What is needed | Below are the entries; count how many lines contain the word "code" and reply with that number alone.

Data records for software interfaces
══════

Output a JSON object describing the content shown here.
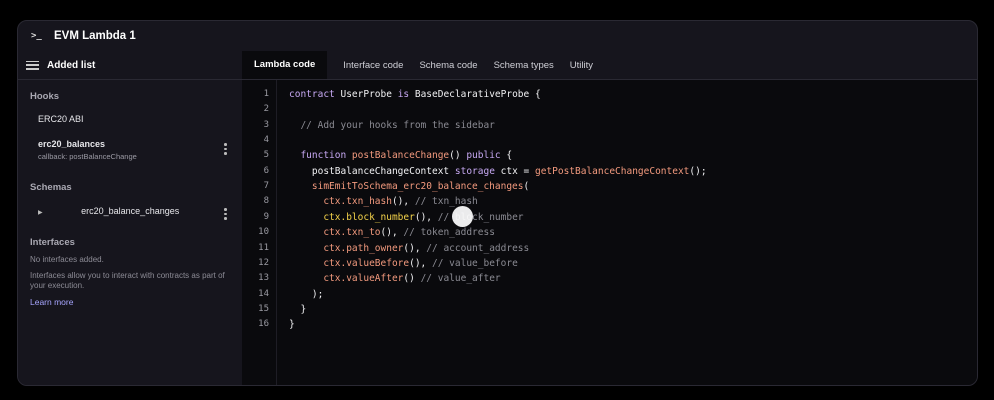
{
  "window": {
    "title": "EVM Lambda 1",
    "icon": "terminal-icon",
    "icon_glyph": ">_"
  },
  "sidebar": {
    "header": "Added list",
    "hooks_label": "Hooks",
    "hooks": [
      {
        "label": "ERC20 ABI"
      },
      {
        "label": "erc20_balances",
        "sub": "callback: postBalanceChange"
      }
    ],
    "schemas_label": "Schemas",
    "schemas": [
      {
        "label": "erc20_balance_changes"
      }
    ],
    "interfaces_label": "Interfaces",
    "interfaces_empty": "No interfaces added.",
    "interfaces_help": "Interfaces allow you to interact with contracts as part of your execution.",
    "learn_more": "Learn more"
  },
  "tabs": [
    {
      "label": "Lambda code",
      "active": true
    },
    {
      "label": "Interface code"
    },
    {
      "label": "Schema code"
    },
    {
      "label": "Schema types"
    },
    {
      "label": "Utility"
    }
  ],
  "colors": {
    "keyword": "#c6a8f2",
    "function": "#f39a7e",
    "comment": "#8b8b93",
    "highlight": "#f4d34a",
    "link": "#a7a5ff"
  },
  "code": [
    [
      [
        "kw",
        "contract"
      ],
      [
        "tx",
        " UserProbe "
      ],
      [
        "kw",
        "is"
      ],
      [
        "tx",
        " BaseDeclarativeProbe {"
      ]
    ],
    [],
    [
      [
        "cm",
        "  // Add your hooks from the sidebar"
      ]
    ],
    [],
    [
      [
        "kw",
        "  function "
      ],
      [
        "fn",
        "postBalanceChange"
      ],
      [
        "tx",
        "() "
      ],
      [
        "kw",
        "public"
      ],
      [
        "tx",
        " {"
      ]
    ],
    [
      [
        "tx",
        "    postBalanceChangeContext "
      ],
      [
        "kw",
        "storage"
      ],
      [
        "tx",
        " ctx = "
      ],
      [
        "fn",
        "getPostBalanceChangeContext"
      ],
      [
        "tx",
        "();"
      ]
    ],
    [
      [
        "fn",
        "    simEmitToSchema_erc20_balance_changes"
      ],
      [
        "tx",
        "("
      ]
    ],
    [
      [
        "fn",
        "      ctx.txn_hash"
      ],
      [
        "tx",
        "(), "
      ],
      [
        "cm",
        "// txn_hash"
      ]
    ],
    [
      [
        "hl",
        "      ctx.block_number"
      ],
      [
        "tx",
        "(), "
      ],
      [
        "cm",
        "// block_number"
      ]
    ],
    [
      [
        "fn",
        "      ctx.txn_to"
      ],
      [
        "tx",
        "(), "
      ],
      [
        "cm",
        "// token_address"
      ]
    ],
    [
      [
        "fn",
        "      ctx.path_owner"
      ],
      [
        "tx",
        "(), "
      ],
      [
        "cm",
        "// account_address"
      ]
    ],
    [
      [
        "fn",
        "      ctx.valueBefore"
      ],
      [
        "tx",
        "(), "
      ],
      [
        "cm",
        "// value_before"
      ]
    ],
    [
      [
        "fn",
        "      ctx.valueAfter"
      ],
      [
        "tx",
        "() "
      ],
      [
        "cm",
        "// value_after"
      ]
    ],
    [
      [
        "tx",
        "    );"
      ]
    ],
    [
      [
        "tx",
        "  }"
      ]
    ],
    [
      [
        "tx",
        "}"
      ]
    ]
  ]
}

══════

Answer section | 4